As oil continues to gush into the gulf — more bad news on that front today — a federal judge with financial ties to the oil drilling industry has issued an injunction lifting the federal government’s moratorium on deepwater drilling in the Gulf. The legal intricacies of the lifting of the ban, while interesting to law nerds, are in my view completely subservient to the values clash the court case raises. The judge made that clear in his order lifting the ban: “oil and gas production is quite simply elemental to Gulf communities.” The judge noted that almost 12,000 jobs are tied to deep water drilling, many of them at risk if deep water drilling is suspended.

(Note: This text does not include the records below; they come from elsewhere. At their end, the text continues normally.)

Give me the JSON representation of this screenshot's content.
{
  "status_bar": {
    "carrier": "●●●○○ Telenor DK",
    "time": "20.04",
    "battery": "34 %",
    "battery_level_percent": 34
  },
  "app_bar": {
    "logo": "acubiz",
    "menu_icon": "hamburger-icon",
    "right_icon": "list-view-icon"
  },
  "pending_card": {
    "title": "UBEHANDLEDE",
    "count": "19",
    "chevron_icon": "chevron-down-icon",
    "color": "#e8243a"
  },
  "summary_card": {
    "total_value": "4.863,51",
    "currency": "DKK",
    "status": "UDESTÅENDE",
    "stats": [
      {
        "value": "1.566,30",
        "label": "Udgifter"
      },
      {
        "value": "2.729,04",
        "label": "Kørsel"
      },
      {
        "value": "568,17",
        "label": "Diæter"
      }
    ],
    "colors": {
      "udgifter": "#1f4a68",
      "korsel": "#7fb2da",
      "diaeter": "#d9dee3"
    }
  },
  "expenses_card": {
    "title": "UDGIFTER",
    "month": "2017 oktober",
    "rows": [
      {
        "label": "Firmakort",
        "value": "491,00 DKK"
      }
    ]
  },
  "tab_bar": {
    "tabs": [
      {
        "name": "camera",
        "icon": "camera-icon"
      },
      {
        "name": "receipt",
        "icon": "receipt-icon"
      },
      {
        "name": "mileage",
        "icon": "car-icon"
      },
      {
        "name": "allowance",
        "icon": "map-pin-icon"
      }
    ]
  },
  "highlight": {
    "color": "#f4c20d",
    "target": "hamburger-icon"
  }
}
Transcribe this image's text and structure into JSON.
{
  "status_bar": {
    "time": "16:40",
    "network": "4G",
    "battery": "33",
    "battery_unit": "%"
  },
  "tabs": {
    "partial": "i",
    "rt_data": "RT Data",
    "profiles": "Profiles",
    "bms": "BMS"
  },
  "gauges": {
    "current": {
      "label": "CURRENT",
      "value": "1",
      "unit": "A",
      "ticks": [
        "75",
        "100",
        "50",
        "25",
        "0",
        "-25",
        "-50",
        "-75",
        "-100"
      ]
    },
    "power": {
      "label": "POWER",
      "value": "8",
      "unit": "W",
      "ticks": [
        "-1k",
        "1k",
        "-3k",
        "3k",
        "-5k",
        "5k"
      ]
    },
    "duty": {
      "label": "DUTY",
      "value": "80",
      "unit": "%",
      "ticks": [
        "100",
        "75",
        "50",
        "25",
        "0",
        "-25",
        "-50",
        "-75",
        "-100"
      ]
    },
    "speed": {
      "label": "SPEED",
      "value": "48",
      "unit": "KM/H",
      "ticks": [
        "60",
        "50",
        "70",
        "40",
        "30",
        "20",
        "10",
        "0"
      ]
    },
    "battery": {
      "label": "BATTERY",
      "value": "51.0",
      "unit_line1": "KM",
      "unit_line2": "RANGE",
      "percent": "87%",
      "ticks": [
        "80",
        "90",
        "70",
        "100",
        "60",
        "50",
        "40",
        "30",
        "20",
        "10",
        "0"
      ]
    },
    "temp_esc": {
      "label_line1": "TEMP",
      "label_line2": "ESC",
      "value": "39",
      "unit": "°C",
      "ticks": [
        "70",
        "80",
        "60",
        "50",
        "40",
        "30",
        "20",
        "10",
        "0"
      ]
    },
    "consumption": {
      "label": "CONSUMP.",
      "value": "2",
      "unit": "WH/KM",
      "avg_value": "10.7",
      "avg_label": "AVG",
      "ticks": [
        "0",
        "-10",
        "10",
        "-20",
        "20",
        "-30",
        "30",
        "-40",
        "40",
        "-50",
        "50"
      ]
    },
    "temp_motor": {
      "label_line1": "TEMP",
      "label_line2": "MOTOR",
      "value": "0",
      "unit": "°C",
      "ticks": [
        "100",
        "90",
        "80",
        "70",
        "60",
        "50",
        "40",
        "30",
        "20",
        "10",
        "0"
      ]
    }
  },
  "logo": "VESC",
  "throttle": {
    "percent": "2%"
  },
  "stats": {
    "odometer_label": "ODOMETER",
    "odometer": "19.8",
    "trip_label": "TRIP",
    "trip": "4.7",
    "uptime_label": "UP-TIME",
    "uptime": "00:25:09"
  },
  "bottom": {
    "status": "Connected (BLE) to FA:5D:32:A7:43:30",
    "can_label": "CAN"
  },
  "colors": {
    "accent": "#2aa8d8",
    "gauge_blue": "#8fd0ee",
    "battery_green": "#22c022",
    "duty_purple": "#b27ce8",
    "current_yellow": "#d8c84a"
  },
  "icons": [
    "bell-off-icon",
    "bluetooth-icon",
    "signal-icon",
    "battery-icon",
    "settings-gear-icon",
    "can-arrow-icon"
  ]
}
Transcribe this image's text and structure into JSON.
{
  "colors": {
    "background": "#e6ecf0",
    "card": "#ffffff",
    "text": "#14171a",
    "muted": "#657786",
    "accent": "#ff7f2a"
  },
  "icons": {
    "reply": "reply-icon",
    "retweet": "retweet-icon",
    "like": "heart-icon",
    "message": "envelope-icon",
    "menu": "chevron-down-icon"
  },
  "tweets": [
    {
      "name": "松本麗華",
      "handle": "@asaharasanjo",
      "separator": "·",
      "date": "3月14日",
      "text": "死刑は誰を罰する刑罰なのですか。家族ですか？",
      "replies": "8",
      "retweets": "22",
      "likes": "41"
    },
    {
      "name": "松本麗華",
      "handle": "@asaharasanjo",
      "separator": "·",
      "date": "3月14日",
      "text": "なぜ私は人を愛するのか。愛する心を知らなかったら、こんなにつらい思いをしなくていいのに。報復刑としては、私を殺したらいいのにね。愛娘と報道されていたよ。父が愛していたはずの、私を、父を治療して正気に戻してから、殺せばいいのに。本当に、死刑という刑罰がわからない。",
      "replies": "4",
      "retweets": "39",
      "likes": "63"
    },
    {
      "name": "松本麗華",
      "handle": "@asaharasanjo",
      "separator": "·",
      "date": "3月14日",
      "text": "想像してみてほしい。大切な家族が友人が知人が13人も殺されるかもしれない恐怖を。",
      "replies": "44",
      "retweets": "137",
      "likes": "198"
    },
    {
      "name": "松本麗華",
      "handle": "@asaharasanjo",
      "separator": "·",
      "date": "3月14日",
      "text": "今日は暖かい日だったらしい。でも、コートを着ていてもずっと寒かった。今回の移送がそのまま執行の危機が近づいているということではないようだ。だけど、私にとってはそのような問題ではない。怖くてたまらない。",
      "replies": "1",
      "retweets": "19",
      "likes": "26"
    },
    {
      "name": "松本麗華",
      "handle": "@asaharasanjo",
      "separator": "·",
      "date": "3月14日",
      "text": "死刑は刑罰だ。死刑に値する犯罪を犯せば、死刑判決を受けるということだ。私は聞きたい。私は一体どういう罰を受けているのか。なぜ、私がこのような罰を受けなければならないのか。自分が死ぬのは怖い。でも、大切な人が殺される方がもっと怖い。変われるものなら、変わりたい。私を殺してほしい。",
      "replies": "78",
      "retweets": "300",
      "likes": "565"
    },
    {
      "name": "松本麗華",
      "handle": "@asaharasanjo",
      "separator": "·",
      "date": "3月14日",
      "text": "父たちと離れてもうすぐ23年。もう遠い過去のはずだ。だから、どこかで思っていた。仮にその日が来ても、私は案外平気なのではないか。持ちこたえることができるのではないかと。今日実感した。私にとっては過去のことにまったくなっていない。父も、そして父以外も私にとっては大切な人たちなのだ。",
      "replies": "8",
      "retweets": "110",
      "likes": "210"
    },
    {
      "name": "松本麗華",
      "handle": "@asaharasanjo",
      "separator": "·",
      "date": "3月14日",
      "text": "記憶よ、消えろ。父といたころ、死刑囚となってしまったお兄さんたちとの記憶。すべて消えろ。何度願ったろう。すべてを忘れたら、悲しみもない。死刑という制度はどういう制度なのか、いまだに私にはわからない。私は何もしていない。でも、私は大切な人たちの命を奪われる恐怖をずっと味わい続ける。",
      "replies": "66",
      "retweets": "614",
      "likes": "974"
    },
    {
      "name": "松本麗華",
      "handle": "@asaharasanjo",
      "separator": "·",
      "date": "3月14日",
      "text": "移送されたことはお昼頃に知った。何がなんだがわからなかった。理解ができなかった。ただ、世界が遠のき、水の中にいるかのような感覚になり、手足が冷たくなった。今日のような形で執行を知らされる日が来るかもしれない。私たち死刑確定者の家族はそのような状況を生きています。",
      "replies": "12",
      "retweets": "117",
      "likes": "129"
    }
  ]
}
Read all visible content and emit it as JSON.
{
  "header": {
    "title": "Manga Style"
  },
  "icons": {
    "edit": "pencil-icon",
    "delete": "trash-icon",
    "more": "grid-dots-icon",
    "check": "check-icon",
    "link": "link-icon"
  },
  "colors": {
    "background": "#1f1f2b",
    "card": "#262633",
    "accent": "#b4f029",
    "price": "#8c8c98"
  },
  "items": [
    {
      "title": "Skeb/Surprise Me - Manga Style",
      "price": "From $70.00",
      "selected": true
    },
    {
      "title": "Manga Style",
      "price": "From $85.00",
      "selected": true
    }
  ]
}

The Gulf spill is tragic on so many grounds. Obviously, the environmental harms — the polluting of vital and delicate wetlands, the killing of animals, the potential massive harm to underwater ecosystems — are almost beyond comprehension. Then there’s the economic loss to those dependent on the environmental resources of the Gulf — the fishermen and women, owners and employees of tourism-related businesses and so forth. But our heavy dependence on domestic oil sources creates an industry of businesses and employees whose livelihood comes from exploiting our thirst for oil, and abrupt changes to the status quo through the halting of deepwater drilling causes real economic hardship to them as well (harm that BP isn’t likely to be held accountable for). One of the compelling reasons to get started regulating greenhouse gas emissions is to provide a slow but predictable transition away from carbon intensive fuels. Waiting not only ups the costs but requires quicker and more painful cuts (and of course increases the political pressure to maintain the status quo). The judge may not ultimately have his way in lifting the drilling moratorium. Secretary Salazar has indicated he will issue a new order that provides more evidence of the need for a suspension of deep water drilling and the judge’s order is almost certainly going to be appealed. But his order highlights yet another tragedy of the Gulf spill, the economic losses the region is likely to experience from an abrupt end to a very risky business.
Ann Carlson is the Shirley Shapiro Professor of Environmental Law and the co-Faculty Director of the Emmett Institute on Climate Change and the Environment at UCLA School…READ more